ASSIGNMENT:
From the records below, extract all the text exactly and leave the images behind.

DATA:
——————————

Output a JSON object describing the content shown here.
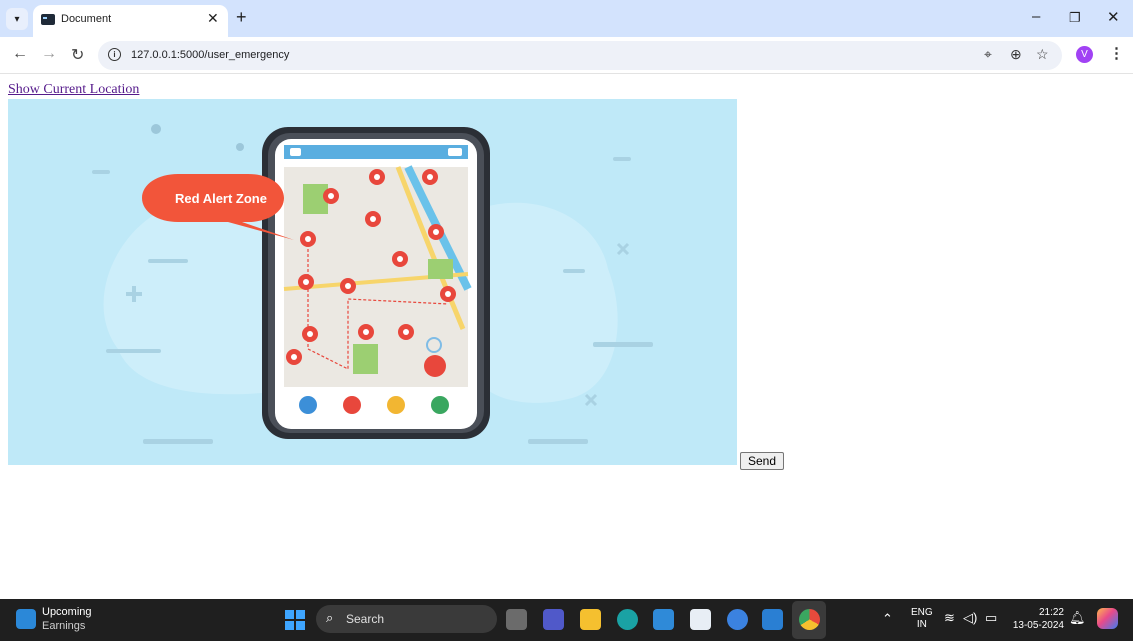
{
  "browser": {
    "tab_title": "Document",
    "tab_close": "✕",
    "new_tab": "+",
    "url": "127.0.0.1:5000/user_emergency",
    "profile_initial": "V",
    "icons": [
      "tab-search-icon",
      "document-favicon-icon",
      "back-icon",
      "forward-icon",
      "reload-icon",
      "site-info-icon",
      "location-icon",
      "zoom-icon",
      "bookmark-star-icon",
      "menu-dots-icon",
      "minimize-icon",
      "restore-icon",
      "close-icon"
    ]
  },
  "page": {
    "location_link": "Show Current Location",
    "illustration": {
      "bubble_text": "Red Alert Zone",
      "colors": {
        "background": "#bfe9f8",
        "bubble": "#f2553a",
        "pin": "#e8473c"
      }
    },
    "send_label": "Send"
  },
  "taskbar": {
    "widget_title": "Upcoming",
    "widget_subtitle": "Earnings",
    "search_label": "Search",
    "language_top": "ENG",
    "language_bottom": "IN",
    "time": "21:22",
    "date": "13-05-2024",
    "apps": [
      "file-explorer-icon",
      "teams-icon",
      "folder-icon",
      "edge-icon",
      "mylp-icon",
      "store-icon",
      "copilot-icon",
      "vscode-icon",
      "chrome-icon"
    ]
  }
}
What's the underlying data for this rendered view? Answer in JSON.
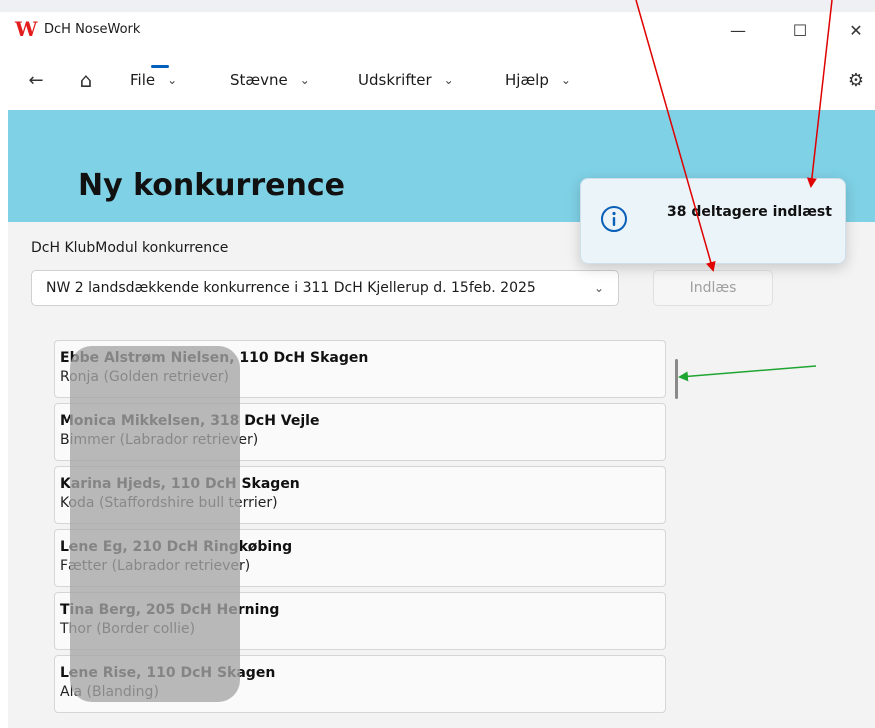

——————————

SOLUTION TO THIS PROBLEM:
Output a JSON object describing the content shown here.
{
  "browser": {
    "tab_title": "Document",
    "tab_close": "✕",
    "new_tab": "+",
    "url": "127.0.0.1:5000/user_emergency",
    "profile_initial": "V",
    "icons": [
      "tab-search-icon",
      "document-favicon-icon",
      "back-icon",
      "forward-icon",
      "reload-icon",
      "site-info-icon",
      "location-icon",
      "zoom-icon",
      "bookmark-star-icon",
      "menu-dots-icon",
      "minimize-icon",
      "restore-icon",
      "close-icon"
    ]
  },
  "page": {
    "location_link": "Show Current Location",
    "illustration": {
      "bubble_text": "Red Alert Zone",
      "colors": {
        "background": "#bfe9f8",
        "bubble": "#f2553a",
        "pin": "#e8473c"
      }
    },
    "send_label": "Send"
  },
  "taskbar": {
    "widget_title": "Upcoming",
    "widget_subtitle": "Earnings",
    "search_label": "Search",
    "language_top": "ENG",
    "language_bottom": "IN",
    "time": "21:22",
    "date": "13-05-2024",
    "apps": [
      "file-explorer-icon",
      "teams-icon",
      "folder-icon",
      "edge-icon",
      "mylp-icon",
      "store-icon",
      "copilot-icon",
      "vscode-icon",
      "chrome-icon"
    ]
  }
}
What's the underlying data for this rendered view? Answer in JSON.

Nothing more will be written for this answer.